Side 1:

  1. Psalms 91
  2. Heaven’s Gate
  3. Where Do We Go From Here
  4. Fall of the Nation
  5. Rose of Sharon

Side 2:

  1. Call to Love
  2. Holy Flame
  3. Black Widow
  4. Dominion

Back in the mid-90s, after the Great Grunge Onslaught, few bands were out there doing full on heavy metal. There were several metal bands around, but so many were going nu-metal, grunge, ____core, etc. Most were calling it quits. So it was interesting to hear Igniter raising the heavy metal banner without shame in 1996. No real hints of grunge/nu/core here. Lots of traditional metal, power metal, commercial metal, and neo-classical metal. San Antonio was a mecca of heavy metal back in the day, and it looks like “the day” lasted well after the 80s for some bands. Lesser demo tapes than this one have become legends in the underground metal circles online.

Paragon – Dead and Alive


Dead and Alive
1988 (no label)
Kingston, Washington, USA

Jeff Schronce – Guitar, vocals
Rod Banach – Bass
Paul Roraback – Drums

  1. Forsake All
  2. Roche De Ballade
  3. Give Him Glory
  4. Dead and Alive
  5. Heaven Metal

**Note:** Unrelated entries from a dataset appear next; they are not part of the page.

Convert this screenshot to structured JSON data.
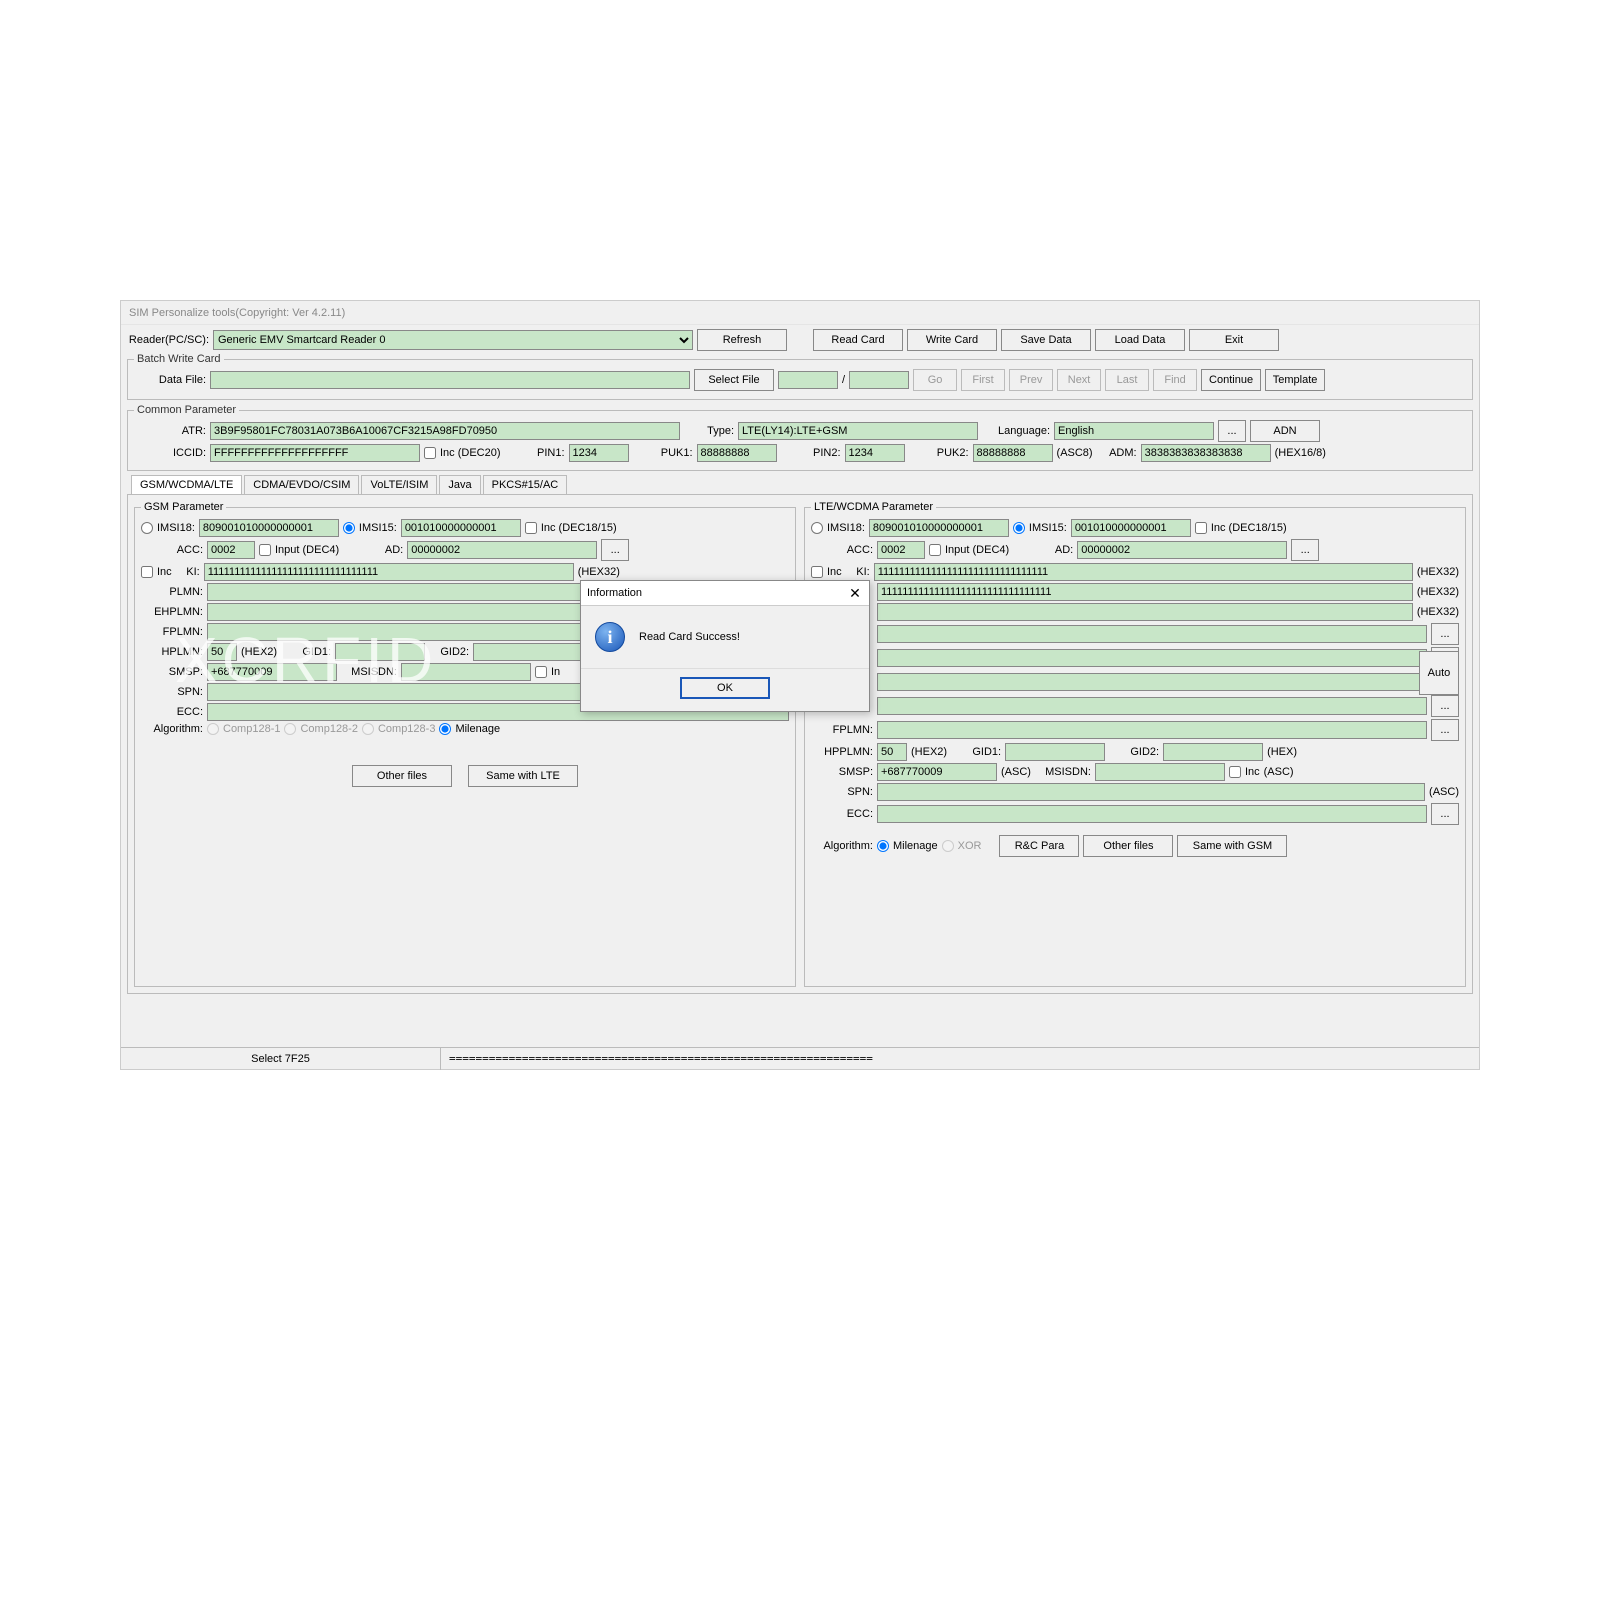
{
  "title": "SIM Personalize tools(Copyright: Ver 4.2.11)",
  "toolbar": {
    "reader_label": "Reader(PC/SC):",
    "reader_value": "Generic EMV Smartcard Reader 0",
    "refresh": "Refresh",
    "read_card": "Read Card",
    "write_card": "Write Card",
    "save_data": "Save Data",
    "load_data": "Load Data",
    "exit": "Exit"
  },
  "batch": {
    "legend": "Batch Write Card",
    "data_file_label": "Data File:",
    "data_file": "",
    "select_file": "Select File",
    "idx": "",
    "total": "",
    "go": "Go",
    "first": "First",
    "prev": "Prev",
    "next": "Next",
    "last": "Last",
    "find": "Find",
    "continue": "Continue",
    "template": "Template"
  },
  "common": {
    "legend": "Common Parameter",
    "atr_label": "ATR:",
    "atr": "3B9F95801FC78031A073B6A10067CF3215A98FD70950",
    "type_label": "Type:",
    "type": "LTE(LY14):LTE+GSM",
    "language_label": "Language:",
    "language": "English",
    "adn": "ADN",
    "iccid_label": "ICCID:",
    "iccid": "FFFFFFFFFFFFFFFFFFFF",
    "iccid_inc": "Inc  (DEC20)",
    "pin1_label": "PIN1:",
    "pin1": "1234",
    "puk1_label": "PUK1:",
    "puk1": "88888888",
    "pin2_label": "PIN2:",
    "pin2": "1234",
    "puk2_label": "PUK2:",
    "puk2": "88888888",
    "puk2_suffix": "(ASC8)",
    "adm_label": "ADM:",
    "adm": "3838383838383838",
    "adm_suffix": "(HEX16/8)"
  },
  "tabs": [
    "GSM/WCDMA/LTE",
    "CDMA/EVDO/CSIM",
    "VoLTE/ISIM",
    "Java",
    "PKCS#15/AC"
  ],
  "gsm": {
    "legend": "GSM Parameter",
    "imsi18_label": "IMSI18:",
    "imsi18": "809001010000000001",
    "imsi15_label": "IMSI15:",
    "imsi15": "001010000000001",
    "inc_label": "Inc  (DEC18/15)",
    "acc_label": "ACC:",
    "acc": "0002",
    "input_label": "Input (DEC4)",
    "ad_label": "AD:",
    "ad": "00000002",
    "ki_inc": "Inc",
    "ki_label": "KI:",
    "ki": "11111111111111111111111111111111",
    "ki_suffix": "(HEX32)",
    "plmn_label": "PLMN:",
    "plmn": "",
    "ehplmn_label": "EHPLMN:",
    "ehplmn": "",
    "fplmn_label": "FPLMN:",
    "fplmn": "",
    "hplmn_label": "HPLMN:",
    "hplmn": "50",
    "hplmn_suffix": "(HEX2)",
    "gid1_label": "GID1:",
    "gid1": "",
    "gid2_label": "GID2:",
    "gid2": "",
    "smsp_label": "SMSP:",
    "smsp": "+687770009",
    "msisdn_label": "MSISDN:",
    "msisdn": "",
    "spn_label": "SPN:",
    "spn": "",
    "ecc_label": "ECC:",
    "ecc": "",
    "algo_label": "Algorithm:",
    "algo_opts": [
      "Comp128-1",
      "Comp128-2",
      "Comp128-3",
      "Milenage"
    ],
    "other_files": "Other files",
    "same_with_lte": "Same with LTE"
  },
  "lte": {
    "legend": "LTE/WCDMA Parameter",
    "imsi18_label": "IMSI18:",
    "imsi18": "809001010000000001",
    "imsi15_label": "IMSI15:",
    "imsi15": "001010000000001",
    "inc_label": "Inc  (DEC18/15)",
    "acc_label": "ACC:",
    "acc": "0002",
    "input_label": "Input (DEC4)",
    "ad_label": "AD:",
    "ad": "00000002",
    "ki_inc": "Inc",
    "ki_label": "KI:",
    "ki": "11111111111111111111111111111111",
    "ki_suffix": "(HEX32)",
    "row4_val": "11111111111111111111111111111111",
    "row4_suffix": "(HEX32)",
    "row5_suffix": "(HEX32)",
    "fplmn_label": "FPLMN:",
    "hpplmn_label": "HPPLMN:",
    "hpplmn": "50",
    "hpplmn_suffix": "(HEX2)",
    "gid1_label": "GID1:",
    "gid2_label": "GID2:",
    "gid_suffix": "(HEX)",
    "smsp_label": "SMSP:",
    "smsp": "+687770009",
    "smsp_suffix": "(ASC)",
    "msisdn_label": "MSISDN:",
    "msisdn_inc": "Inc",
    "msisdn_suffix": "(ASC)",
    "spn_label": "SPN:",
    "spn_suffix": "(ASC)",
    "ecc_label": "ECC:",
    "algo_label": "Algorithm:",
    "algo_opts": [
      "Milenage",
      "XOR"
    ],
    "rc_para": "R&C Para",
    "other_files": "Other files",
    "same_with_gsm": "Same with GSM",
    "auto": "Auto"
  },
  "dialog": {
    "title": "Information",
    "message": "Read Card Success!",
    "ok": "OK"
  },
  "status": {
    "left": "Select 7F25",
    "right": "================================================================"
  },
  "misc": {
    "dots": "...",
    "slash": "/"
  }
}
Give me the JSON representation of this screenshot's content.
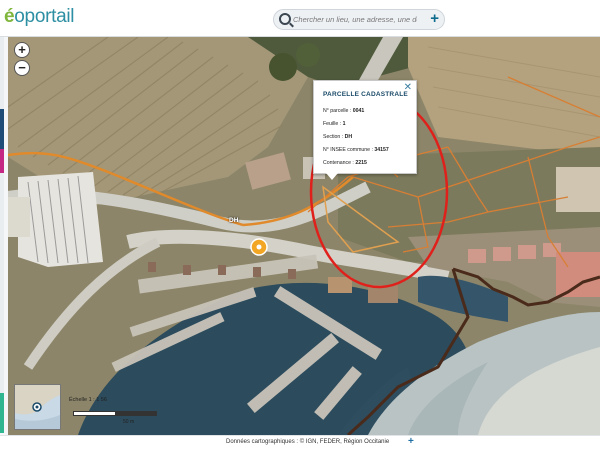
{
  "header": {
    "logo_lead": "é",
    "logo_text": "oportail",
    "search_placeholder": "Chercher un lieu, une adresse, une donnée",
    "search_add": "+"
  },
  "map": {
    "zoom_in": "+",
    "zoom_out": "−",
    "road_label": "DH",
    "popup": {
      "title": "PARCELLE CADASTRALE",
      "close": "✕",
      "rows": [
        {
          "label": "N° parcelle : ",
          "value": "0041"
        },
        {
          "label": "Feuille : ",
          "value": "1"
        },
        {
          "label": "Section : ",
          "value": "DH"
        },
        {
          "label": "N° INSEE commune : ",
          "value": "34157"
        },
        {
          "label": "Contenance : ",
          "value": "2215"
        }
      ]
    },
    "scale": {
      "label": "Échelle 1 : 1 56",
      "unit": "50 m"
    },
    "colors": {
      "road_orange": "#e08a2b",
      "parcel_line": "#d77f34",
      "coast_brown": "#4a2a1a",
      "highlight_circle": "#e0201b",
      "water": "#2c4b5c"
    }
  },
  "footer": {
    "credits": "Données cartographiques : ©   IGN, FEDER,  Région Occitanie",
    "more": "+"
  }
}
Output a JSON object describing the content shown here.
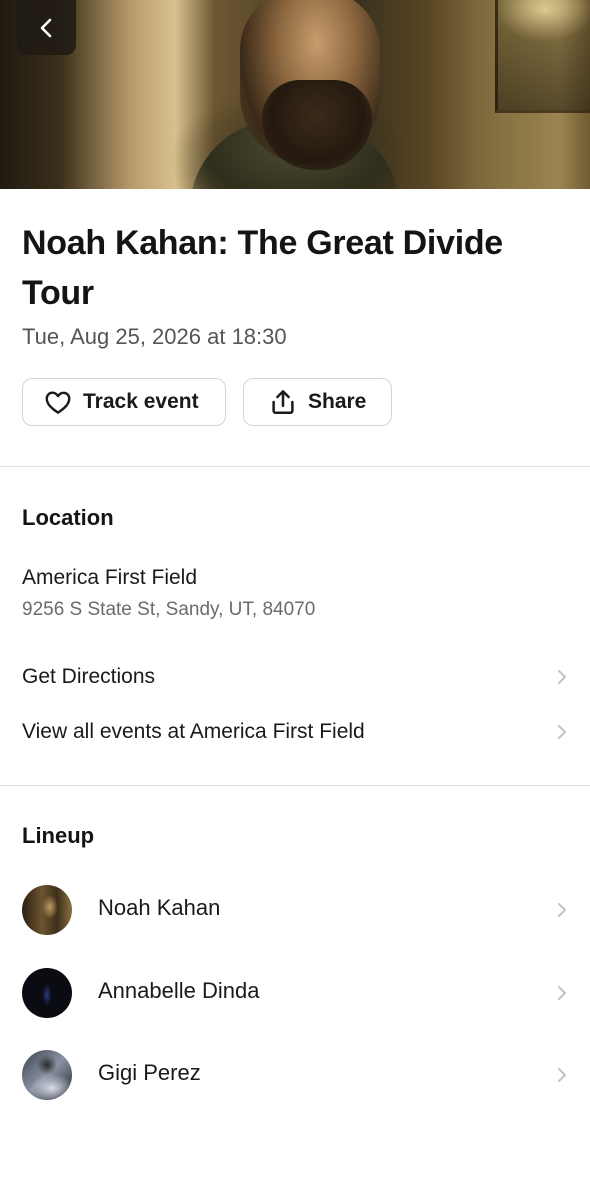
{
  "hero": {
    "image_alt": "Noah Kahan portrait"
  },
  "event": {
    "title": "Noah Kahan: The Great Divide Tour",
    "datetime": "Tue, Aug 25, 2026 at 18:30"
  },
  "actions": {
    "track_label": "Track event",
    "share_label": "Share"
  },
  "location": {
    "heading": "Location",
    "venue_name": "America First Field",
    "address": "9256 S State St, Sandy, UT, 84070",
    "links": [
      {
        "label": "Get Directions"
      },
      {
        "label": "View all events at America First Field"
      }
    ]
  },
  "lineup": {
    "heading": "Lineup",
    "artists": [
      {
        "name": "Noah Kahan"
      },
      {
        "name": "Annabelle Dinda"
      },
      {
        "name": "Gigi Perez"
      }
    ]
  },
  "colors": {
    "text_primary": "#1a1a1a",
    "text_secondary": "#6b6b6b",
    "divider": "#e2e2e2",
    "button_border": "#d4d4d4"
  },
  "icons": [
    "chevron-left-icon",
    "heart-icon",
    "share-upload-icon",
    "chevron-right-icon"
  ]
}
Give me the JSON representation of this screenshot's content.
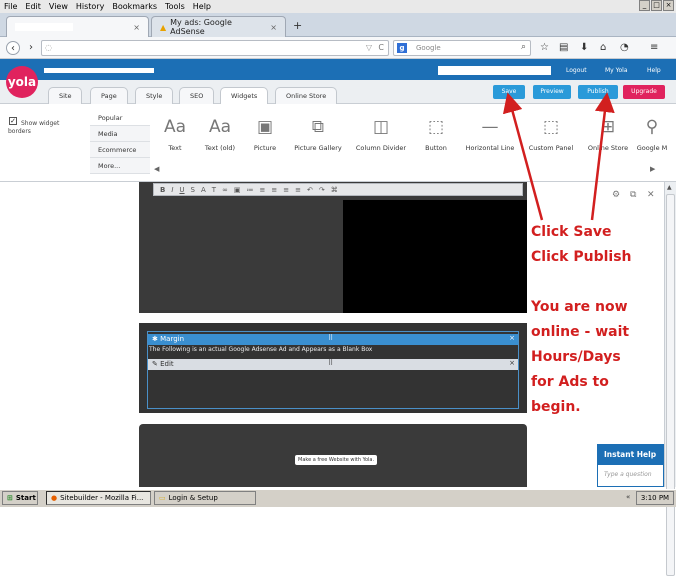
{
  "browser": {
    "menus": [
      "File",
      "Edit",
      "View",
      "History",
      "Bookmarks",
      "Tools",
      "Help"
    ],
    "tabs": [
      {
        "label": ""
      },
      {
        "label": "My ads: Google AdSense"
      }
    ],
    "new_tab": "+",
    "url_value": "",
    "search_engine": "Google",
    "search_placeholder": "Google"
  },
  "yola": {
    "logo": "yola",
    "header_links": [
      "Logout",
      "My Yola",
      "Help"
    ],
    "nav_tabs": [
      "Site",
      "Page",
      "Style",
      "SEO",
      "Widgets",
      "Online Store"
    ],
    "actions": {
      "save": "Save",
      "preview": "Preview",
      "publish": "Publish",
      "upgrade": "Upgrade"
    },
    "show_borders_label": "Show widget borders",
    "categories": [
      "Popular",
      "Media",
      "Ecommerce",
      "More..."
    ],
    "widgets": [
      "Text",
      "Text (old)",
      "Picture",
      "Picture Gallery",
      "Column Divider",
      "Button",
      "Horizontal Line",
      "Custom Panel",
      "Online Store",
      "Google M"
    ]
  },
  "content": {
    "margin_title": "Margin",
    "margin_text": "The Following is an actual Google Adsense Ad and Appears as a Blank Box",
    "edit_label": "Edit",
    "free_site": "Make a free Website with Yola."
  },
  "help": {
    "title": "Instant Help",
    "placeholder": "Type a question"
  },
  "annotation": {
    "line1": "Click Save",
    "line2": "Click Publish",
    "line3": "You are now",
    "line4": "online - wait",
    "line5": "Hours/Days",
    "line6": "for Ads to",
    "line7": "begin."
  },
  "taskbar": {
    "start": "Start",
    "items": [
      "Sitebuilder - Mozilla Fi...",
      "Login & Setup"
    ],
    "time": "3:10 PM"
  },
  "colors": {
    "yola_blue": "#1c6fb5",
    "save_blue": "#2a9ad9",
    "upgrade_pink": "#e0235e",
    "annotation_red": "#d21f1f"
  }
}
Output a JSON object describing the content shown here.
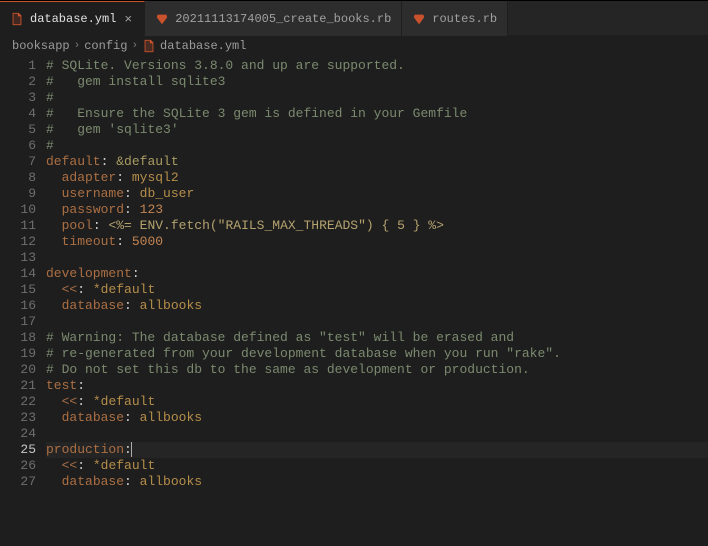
{
  "tabs": [
    {
      "label": "database.yml",
      "icon": "yaml-file-icon",
      "active": true,
      "closable": true
    },
    {
      "label": "20211113174005_create_books.rb",
      "icon": "ruby-file-icon",
      "active": false,
      "closable": false
    },
    {
      "label": "routes.rb",
      "icon": "ruby-file-icon",
      "active": false,
      "closable": false
    }
  ],
  "breadcrumbs": {
    "parts": [
      "booksapp",
      "config"
    ],
    "file": "database.yml"
  },
  "lines": [
    {
      "n": 1,
      "t": "comment",
      "text": "# SQLite. Versions 3.8.0 and up are supported."
    },
    {
      "n": 2,
      "t": "comment",
      "text": "#   gem install sqlite3"
    },
    {
      "n": 3,
      "t": "comment",
      "text": "#"
    },
    {
      "n": 4,
      "t": "comment",
      "text": "#   Ensure the SQLite 3 gem is defined in your Gemfile"
    },
    {
      "n": 5,
      "t": "comment",
      "text": "#   gem 'sqlite3'"
    },
    {
      "n": 6,
      "t": "comment",
      "text": "#"
    },
    {
      "n": 7,
      "t": "kv",
      "indent": 0,
      "key": "default",
      "after": "anchor",
      "val": "&default"
    },
    {
      "n": 8,
      "t": "kv",
      "indent": 1,
      "key": "adapter",
      "after": "str",
      "val": "mysql2"
    },
    {
      "n": 9,
      "t": "kv",
      "indent": 1,
      "key": "username",
      "after": "str",
      "val": "db_user"
    },
    {
      "n": 10,
      "t": "kv",
      "indent": 1,
      "key": "password",
      "after": "num",
      "val": "123"
    },
    {
      "n": 11,
      "t": "kv",
      "indent": 1,
      "key": "pool",
      "after": "erb",
      "val": "<%= ENV.fetch(\"RAILS_MAX_THREADS\") { 5 } %>"
    },
    {
      "n": 12,
      "t": "kv",
      "indent": 1,
      "key": "timeout",
      "after": "num",
      "val": "5000"
    },
    {
      "n": 13,
      "t": "blank"
    },
    {
      "n": 14,
      "t": "kv",
      "indent": 0,
      "key": "development",
      "after": "none"
    },
    {
      "n": 15,
      "t": "kv",
      "indent": 1,
      "key": "<<",
      "after": "alias",
      "val": "*default"
    },
    {
      "n": 16,
      "t": "kv",
      "indent": 1,
      "key": "database",
      "after": "str",
      "val": "allbooks"
    },
    {
      "n": 17,
      "t": "blank"
    },
    {
      "n": 18,
      "t": "comment",
      "text": "# Warning: The database defined as \"test\" will be erased and"
    },
    {
      "n": 19,
      "t": "comment",
      "text": "# re-generated from your development database when you run \"rake\"."
    },
    {
      "n": 20,
      "t": "comment",
      "text": "# Do not set this db to the same as development or production."
    },
    {
      "n": 21,
      "t": "kv",
      "indent": 0,
      "key": "test",
      "after": "none"
    },
    {
      "n": 22,
      "t": "kv",
      "indent": 1,
      "key": "<<",
      "after": "alias",
      "val": "*default"
    },
    {
      "n": 23,
      "t": "kv",
      "indent": 1,
      "key": "database",
      "after": "str",
      "val": "allbooks"
    },
    {
      "n": 24,
      "t": "blank"
    },
    {
      "n": 25,
      "t": "kv",
      "indent": 0,
      "key": "production",
      "after": "none",
      "current": true
    },
    {
      "n": 26,
      "t": "kv",
      "indent": 1,
      "key": "<<",
      "after": "alias",
      "val": "*default"
    },
    {
      "n": 27,
      "t": "kv",
      "indent": 1,
      "key": "database",
      "after": "str",
      "val": "allbooks"
    }
  ]
}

So this is the second demo (that I know of) from Paragon, a good 4 years or so after their Just Believe demo in 1988. Its hard to believe they went four years without another demo, but it could be so. The sound is also basically four plus years of musical evolution from 1984 – there are still some prog influences, but it seems they have shifted a bit from the traditional metal influences that were the rage in 1984 to a bit more of a commercial metal sound that was more popular in 1988. Paul Roraback went on to form Grammatrain after this, while Jeff Schronce formed a band called Thresh.

Destiny – Destiny

1993 (no label)

Juli Gort – Guitar
Jeff Morgan – Bass
Erik DeBower – Drums

  1. Road Kill
  2. Sleepwalkin’
  3. Voodoo Shillelagh

You know its true shred metal when you get a list of all of the equipment that each band member endorses/uses. But they left off details about how to contact them if you liked the demo. Doh! Oh well, a lot of bands did that. Instrumental shred metal tends to lean towards either jazz or neo-classical metal in extreme ways that end up only being enjoyable by other guitar players. Destiny was a band that went the Jeff Scheetz route of mixing some neo-classical metal with some jazz while still keeping the songs firmly in the commercial metal zone that most non-guitar players could enjoy. The jaw dropping guitar wizardry is still there, along with impressive backing instrumentation on bass and drums, they just made sure not to sacrifice songwriting for shred.

The Choice – On Solid Rock We Stand

The Choice
On Solid Rock We Stand
1990 (no label)


  1. Gotta Get Out
  2. If You Love Me
  3. Quality of Love

I grabbed this one because I thought “The Choice” sounded alternative. Then I saw “The Choice Band” on the cover and thought “uh, oh… sounds like cheesy CCM rock?” Turns out, this is pretty heavy epic traditional/power metal. This type of metal was kind of out of style in 1990, but there were some bands still doing it. And like I have said, 30-ish years later, that really doesn’t matter. These guys could rock out. Not much information except what is on the j-card pictured above.

Missing Information: Who was in the band?